Records for this exercise:
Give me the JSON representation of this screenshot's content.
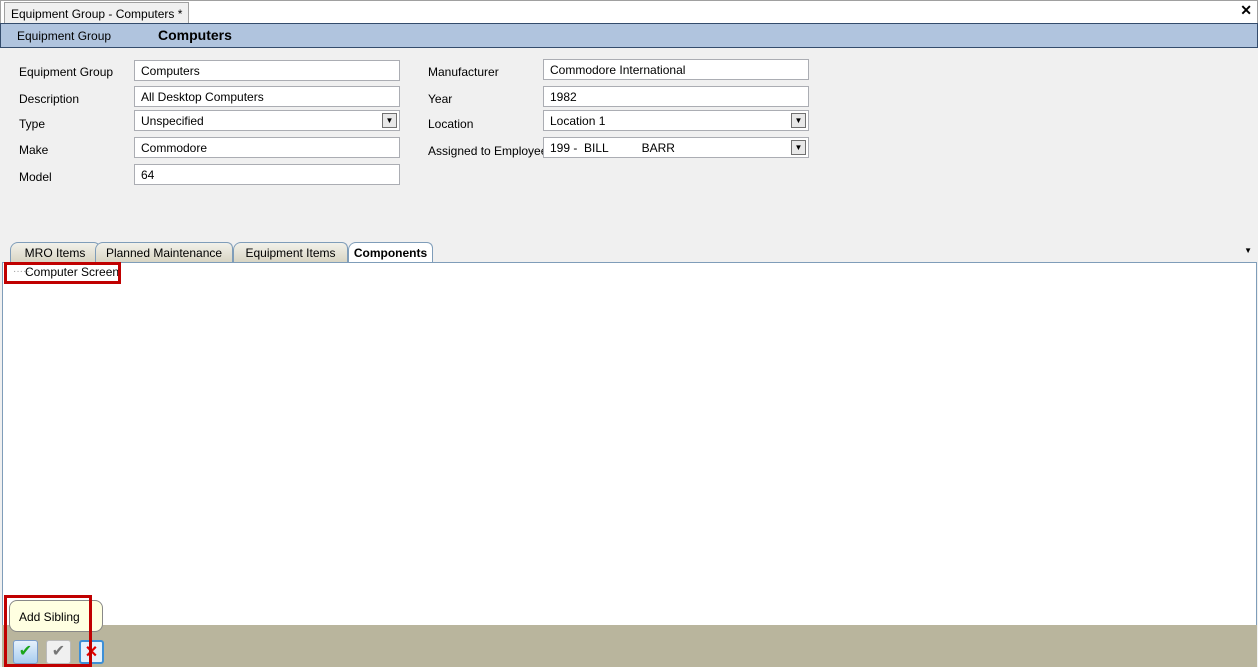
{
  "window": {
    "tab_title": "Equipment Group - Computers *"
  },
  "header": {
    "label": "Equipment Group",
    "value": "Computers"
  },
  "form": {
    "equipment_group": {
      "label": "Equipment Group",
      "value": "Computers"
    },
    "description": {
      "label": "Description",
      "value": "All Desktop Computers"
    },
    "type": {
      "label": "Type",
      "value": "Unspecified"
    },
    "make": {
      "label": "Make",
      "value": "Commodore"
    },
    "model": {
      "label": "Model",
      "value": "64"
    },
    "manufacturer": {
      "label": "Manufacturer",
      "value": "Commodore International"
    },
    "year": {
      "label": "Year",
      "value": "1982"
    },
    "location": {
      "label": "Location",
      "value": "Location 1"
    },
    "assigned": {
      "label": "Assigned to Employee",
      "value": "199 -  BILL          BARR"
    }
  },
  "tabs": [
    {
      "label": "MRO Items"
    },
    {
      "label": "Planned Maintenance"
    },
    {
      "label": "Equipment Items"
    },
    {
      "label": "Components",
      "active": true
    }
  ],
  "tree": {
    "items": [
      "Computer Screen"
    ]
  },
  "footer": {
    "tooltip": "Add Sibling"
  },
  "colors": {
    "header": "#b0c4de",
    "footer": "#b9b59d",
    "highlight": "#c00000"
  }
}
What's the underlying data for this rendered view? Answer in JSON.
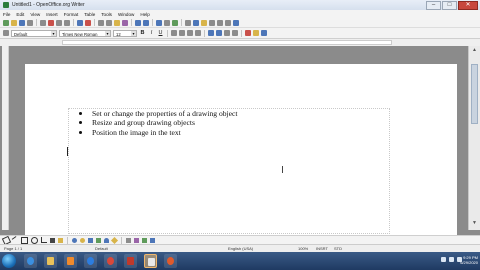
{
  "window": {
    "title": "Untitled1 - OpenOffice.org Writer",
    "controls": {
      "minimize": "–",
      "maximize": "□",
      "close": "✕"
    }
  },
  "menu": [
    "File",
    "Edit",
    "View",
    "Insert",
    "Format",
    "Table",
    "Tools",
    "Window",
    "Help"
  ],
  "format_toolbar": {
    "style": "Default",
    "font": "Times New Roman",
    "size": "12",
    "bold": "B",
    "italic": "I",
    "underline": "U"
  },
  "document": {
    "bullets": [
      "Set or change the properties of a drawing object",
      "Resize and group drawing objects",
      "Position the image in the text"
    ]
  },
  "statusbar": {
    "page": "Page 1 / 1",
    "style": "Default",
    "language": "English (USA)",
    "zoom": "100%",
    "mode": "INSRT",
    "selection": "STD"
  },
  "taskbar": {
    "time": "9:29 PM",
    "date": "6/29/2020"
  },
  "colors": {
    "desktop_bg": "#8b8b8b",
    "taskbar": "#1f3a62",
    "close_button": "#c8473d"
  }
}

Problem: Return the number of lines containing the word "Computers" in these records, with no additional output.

Response: 4